→ **WHAT IS BEING ASKED**
Filter out every line below that lacks "size", and copy the rest.

++++++

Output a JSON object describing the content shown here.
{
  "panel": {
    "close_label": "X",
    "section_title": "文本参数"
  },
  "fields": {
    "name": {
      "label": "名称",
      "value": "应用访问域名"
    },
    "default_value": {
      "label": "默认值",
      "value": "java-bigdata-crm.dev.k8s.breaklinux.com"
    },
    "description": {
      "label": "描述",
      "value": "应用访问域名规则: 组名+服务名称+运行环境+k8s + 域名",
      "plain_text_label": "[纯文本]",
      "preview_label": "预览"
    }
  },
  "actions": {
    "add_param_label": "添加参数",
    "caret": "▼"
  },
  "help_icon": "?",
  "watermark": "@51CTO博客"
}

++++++

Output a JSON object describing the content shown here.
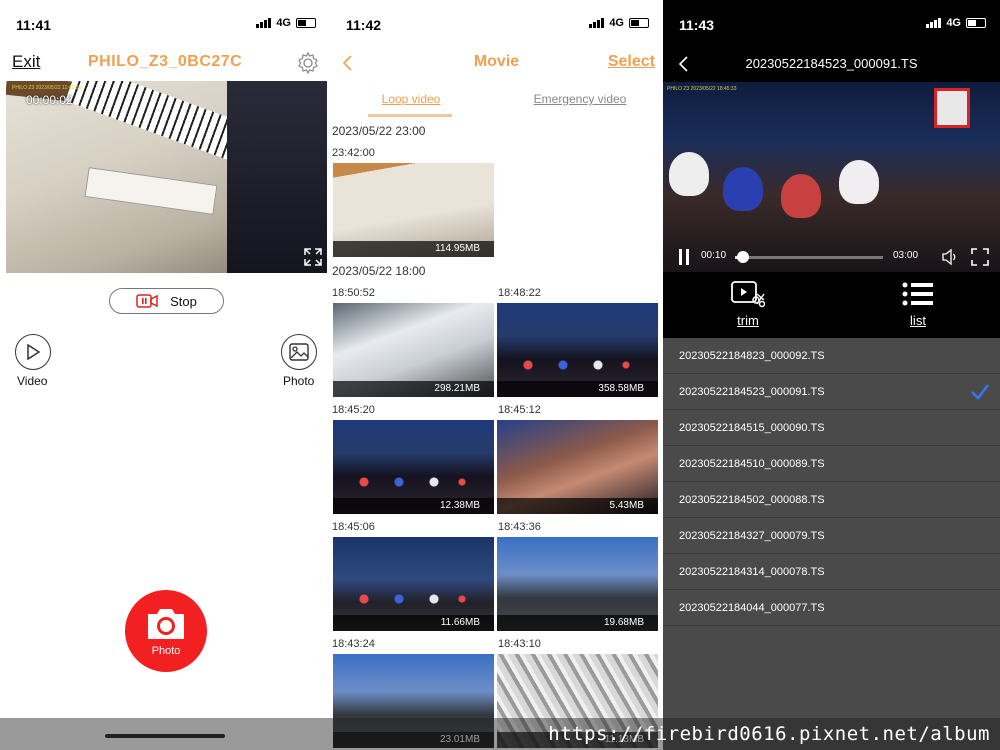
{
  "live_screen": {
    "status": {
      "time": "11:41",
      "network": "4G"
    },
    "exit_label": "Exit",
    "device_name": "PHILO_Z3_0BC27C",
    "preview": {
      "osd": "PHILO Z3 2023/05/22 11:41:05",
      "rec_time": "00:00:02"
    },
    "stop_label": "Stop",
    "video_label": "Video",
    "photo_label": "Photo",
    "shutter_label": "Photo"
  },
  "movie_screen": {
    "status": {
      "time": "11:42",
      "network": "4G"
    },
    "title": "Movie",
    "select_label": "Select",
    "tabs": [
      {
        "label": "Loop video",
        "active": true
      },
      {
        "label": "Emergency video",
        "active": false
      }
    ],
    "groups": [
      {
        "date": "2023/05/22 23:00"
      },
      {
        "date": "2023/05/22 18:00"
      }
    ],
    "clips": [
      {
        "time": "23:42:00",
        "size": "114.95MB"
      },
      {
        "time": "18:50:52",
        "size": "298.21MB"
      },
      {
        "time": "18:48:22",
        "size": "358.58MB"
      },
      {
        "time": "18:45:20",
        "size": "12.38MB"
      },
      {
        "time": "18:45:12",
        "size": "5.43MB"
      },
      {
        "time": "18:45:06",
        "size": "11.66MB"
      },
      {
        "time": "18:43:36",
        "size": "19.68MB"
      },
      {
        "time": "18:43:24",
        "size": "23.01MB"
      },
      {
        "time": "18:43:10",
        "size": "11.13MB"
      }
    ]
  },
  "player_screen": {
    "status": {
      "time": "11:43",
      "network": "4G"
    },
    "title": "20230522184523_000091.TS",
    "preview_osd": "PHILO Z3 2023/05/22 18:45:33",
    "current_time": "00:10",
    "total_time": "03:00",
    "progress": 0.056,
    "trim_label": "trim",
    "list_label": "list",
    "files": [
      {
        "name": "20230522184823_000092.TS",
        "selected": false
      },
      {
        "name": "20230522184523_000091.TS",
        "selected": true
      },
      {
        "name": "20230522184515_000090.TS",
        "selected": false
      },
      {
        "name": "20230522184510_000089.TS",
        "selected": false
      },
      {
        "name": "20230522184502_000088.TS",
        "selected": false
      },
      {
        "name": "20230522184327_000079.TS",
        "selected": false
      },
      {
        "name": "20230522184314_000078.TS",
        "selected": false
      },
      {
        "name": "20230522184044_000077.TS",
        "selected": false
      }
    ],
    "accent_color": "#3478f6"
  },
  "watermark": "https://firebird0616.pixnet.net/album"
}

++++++

→ **TASK SOLUTION**
        "size": "114.95MB"
        "size": "298.21MB"
        "size": "358.58MB"
        "size": "12.38MB"
        "size": "5.43MB"
        "size": "11.66MB"
        "size": "19.68MB"
        "size": "23.01MB"
        "size": "11.13MB"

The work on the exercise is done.